§ **EXERCISE BRIEF**
Reproduce each entry exactly.

········

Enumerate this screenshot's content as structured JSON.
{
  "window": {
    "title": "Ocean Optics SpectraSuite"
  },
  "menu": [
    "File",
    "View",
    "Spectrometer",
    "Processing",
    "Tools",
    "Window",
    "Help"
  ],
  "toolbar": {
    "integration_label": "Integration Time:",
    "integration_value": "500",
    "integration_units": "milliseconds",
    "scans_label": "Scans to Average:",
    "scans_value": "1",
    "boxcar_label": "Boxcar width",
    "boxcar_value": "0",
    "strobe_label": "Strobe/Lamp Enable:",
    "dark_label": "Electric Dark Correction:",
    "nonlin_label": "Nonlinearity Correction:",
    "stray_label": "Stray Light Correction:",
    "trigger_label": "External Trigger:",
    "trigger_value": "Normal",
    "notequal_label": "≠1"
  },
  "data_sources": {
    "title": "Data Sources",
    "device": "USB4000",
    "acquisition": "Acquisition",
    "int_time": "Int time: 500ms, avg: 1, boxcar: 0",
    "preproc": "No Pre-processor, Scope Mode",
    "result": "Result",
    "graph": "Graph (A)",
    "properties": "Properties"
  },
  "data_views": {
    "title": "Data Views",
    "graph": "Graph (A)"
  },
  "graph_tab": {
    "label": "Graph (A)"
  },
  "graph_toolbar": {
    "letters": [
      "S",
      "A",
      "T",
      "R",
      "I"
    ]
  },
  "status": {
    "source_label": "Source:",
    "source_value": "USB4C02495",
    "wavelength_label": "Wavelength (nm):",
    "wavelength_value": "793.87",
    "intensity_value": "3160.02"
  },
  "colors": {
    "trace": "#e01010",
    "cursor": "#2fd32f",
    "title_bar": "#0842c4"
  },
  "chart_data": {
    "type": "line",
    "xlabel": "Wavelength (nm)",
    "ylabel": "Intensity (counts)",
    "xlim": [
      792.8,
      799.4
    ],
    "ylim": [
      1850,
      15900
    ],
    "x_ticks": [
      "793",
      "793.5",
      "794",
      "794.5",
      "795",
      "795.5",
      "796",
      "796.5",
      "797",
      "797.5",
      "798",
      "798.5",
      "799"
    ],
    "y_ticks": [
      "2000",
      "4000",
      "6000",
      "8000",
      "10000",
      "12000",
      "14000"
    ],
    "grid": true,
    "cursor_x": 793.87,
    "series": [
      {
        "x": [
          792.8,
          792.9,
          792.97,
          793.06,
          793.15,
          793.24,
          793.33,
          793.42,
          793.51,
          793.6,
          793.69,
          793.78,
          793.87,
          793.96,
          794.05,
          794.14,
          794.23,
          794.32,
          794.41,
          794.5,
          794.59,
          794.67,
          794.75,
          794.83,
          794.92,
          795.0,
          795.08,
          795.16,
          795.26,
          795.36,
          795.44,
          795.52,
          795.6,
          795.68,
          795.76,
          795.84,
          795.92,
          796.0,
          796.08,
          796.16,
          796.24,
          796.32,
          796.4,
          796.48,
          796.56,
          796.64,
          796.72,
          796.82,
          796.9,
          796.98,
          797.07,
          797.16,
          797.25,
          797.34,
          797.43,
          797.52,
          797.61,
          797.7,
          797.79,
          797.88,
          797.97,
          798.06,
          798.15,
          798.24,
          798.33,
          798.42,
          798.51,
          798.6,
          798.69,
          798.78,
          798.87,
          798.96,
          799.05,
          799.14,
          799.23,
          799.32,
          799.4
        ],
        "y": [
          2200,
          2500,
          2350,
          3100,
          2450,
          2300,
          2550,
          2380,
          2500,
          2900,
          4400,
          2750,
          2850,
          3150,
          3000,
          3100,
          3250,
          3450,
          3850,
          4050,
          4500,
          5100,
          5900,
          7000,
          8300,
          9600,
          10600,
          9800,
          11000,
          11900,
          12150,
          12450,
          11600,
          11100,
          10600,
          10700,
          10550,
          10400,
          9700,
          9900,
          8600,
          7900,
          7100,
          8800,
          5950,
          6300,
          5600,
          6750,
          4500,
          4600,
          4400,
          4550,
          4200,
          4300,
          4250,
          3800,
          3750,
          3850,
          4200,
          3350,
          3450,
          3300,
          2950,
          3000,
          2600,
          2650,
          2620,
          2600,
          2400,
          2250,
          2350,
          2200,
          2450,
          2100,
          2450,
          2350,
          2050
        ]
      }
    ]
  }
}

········

§ **WORKED SOLUTION**
Enumerate this screenshot's content as structured JSON.
{
  "window": {
    "title": "Ocean Optics SpectraSuite"
  },
  "menu": [
    "File",
    "View",
    "Spectrometer",
    "Processing",
    "Tools",
    "Window",
    "Help"
  ],
  "toolbar": {
    "integration_label": "Integration Time:",
    "integration_value": "500",
    "integration_units": "milliseconds",
    "scans_label": "Scans to Average:",
    "scans_value": "1",
    "boxcar_label": "Boxcar width",
    "boxcar_value": "0",
    "strobe_label": "Strobe/Lamp Enable:",
    "dark_label": "Electric Dark Correction:",
    "nonlin_label": "Nonlinearity Correction:",
    "stray_label": "Stray Light Correction:",
    "trigger_label": "External Trigger:",
    "trigger_value": "Normal",
    "notequal_label": "≠1"
  },
  "data_sources": {
    "title": "Data Sources",
    "device": "USB4000",
    "acquisition": "Acquisition",
    "int_time": "Int time: 500ms, avg: 1, boxcar: 0",
    "preproc": "No Pre-processor, Scope Mode",
    "result": "Result",
    "graph": "Graph (A)",
    "properties": "Properties"
  },
  "data_views": {
    "title": "Data Views",
    "graph": "Graph (A)"
  },
  "graph_tab": {
    "label": "Graph (A)"
  },
  "graph_toolbar": {
    "letters": [
      "S",
      "A",
      "T",
      "R",
      "I"
    ]
  },
  "status": {
    "source_label": "Source:",
    "source_value": "USB4C02495",
    "wavelength_label": "Wavelength (nm):",
    "wavelength_value": "793.87",
    "intensity_value": "3160.02"
  },
  "colors": {
    "trace": "#e01010",
    "cursor": "#2fd32f",
    "title_bar": "#0842c4"
  },
  "chart_data": {
    "type": "line",
    "xlabel": "Wavelength (nm)",
    "ylabel": "Intensity (counts)",
    "xlim": [
      792.8,
      799.4
    ],
    "ylim": [
      1850,
      15900
    ],
    "x_ticks": [
      "793",
      "793.5",
      "794",
      "794.5",
      "795",
      "795.5",
      "796",
      "796.5",
      "797",
      "797.5",
      "798",
      "798.5",
      "799"
    ],
    "y_ticks": [
      "2000",
      "4000",
      "6000",
      "8000",
      "10000",
      "12000",
      "14000"
    ],
    "grid": true,
    "cursor_x": 793.87,
    "series": [
      {
        "x": [
          792.8,
          792.9,
          792.97,
          793.06,
          793.15,
          793.24,
          793.33,
          793.42,
          793.51,
          793.6,
          793.69,
          793.78,
          793.87,
          793.96,
          794.05,
          794.14,
          794.23,
          794.32,
          794.41,
          794.5,
          794.59,
          794.67,
          794.75,
          794.83,
          794.92,
          795.0,
          795.08,
          795.16,
          795.26,
          795.36,
          795.44,
          795.52,
          795.6,
          795.68,
          795.76,
          795.84,
          795.92,
          796.0,
          796.08,
          796.16,
          796.24,
          796.32,
          796.4,
          796.48,
          796.56,
          796.64,
          796.72,
          796.82,
          796.9,
          796.98,
          797.07,
          797.16,
          797.25,
          797.34,
          797.43,
          797.52,
          797.61,
          797.7,
          797.79,
          797.88,
          797.97,
          798.06,
          798.15,
          798.24,
          798.33,
          798.42,
          798.51,
          798.6,
          798.69,
          798.78,
          798.87,
          798.96,
          799.05,
          799.14,
          799.23,
          799.32,
          799.4
        ],
        "y": [
          2200,
          2500,
          2350,
          3100,
          2450,
          2300,
          2550,
          2380,
          2500,
          2900,
          4400,
          2750,
          2850,
          3150,
          3000,
          3100,
          3250,
          3450,
          3850,
          4050,
          4500,
          5100,
          5900,
          7000,
          8300,
          9600,
          10600,
          9800,
          11000,
          11900,
          12150,
          12450,
          11600,
          11100,
          10600,
          10700,
          10550,
          10400,
          9700,
          9900,
          8600,
          7900,
          7100,
          8800,
          5950,
          6300,
          5600,
          6750,
          4500,
          4600,
          4400,
          4550,
          4200,
          4300,
          4250,
          3800,
          3750,
          3850,
          4200,
          3350,
          3450,
          3300,
          2950,
          3000,
          2600,
          2650,
          2620,
          2600,
          2400,
          2250,
          2350,
          2200,
          2450,
          2100,
          2450,
          2350,
          2050
        ]
      }
    ]
  }
}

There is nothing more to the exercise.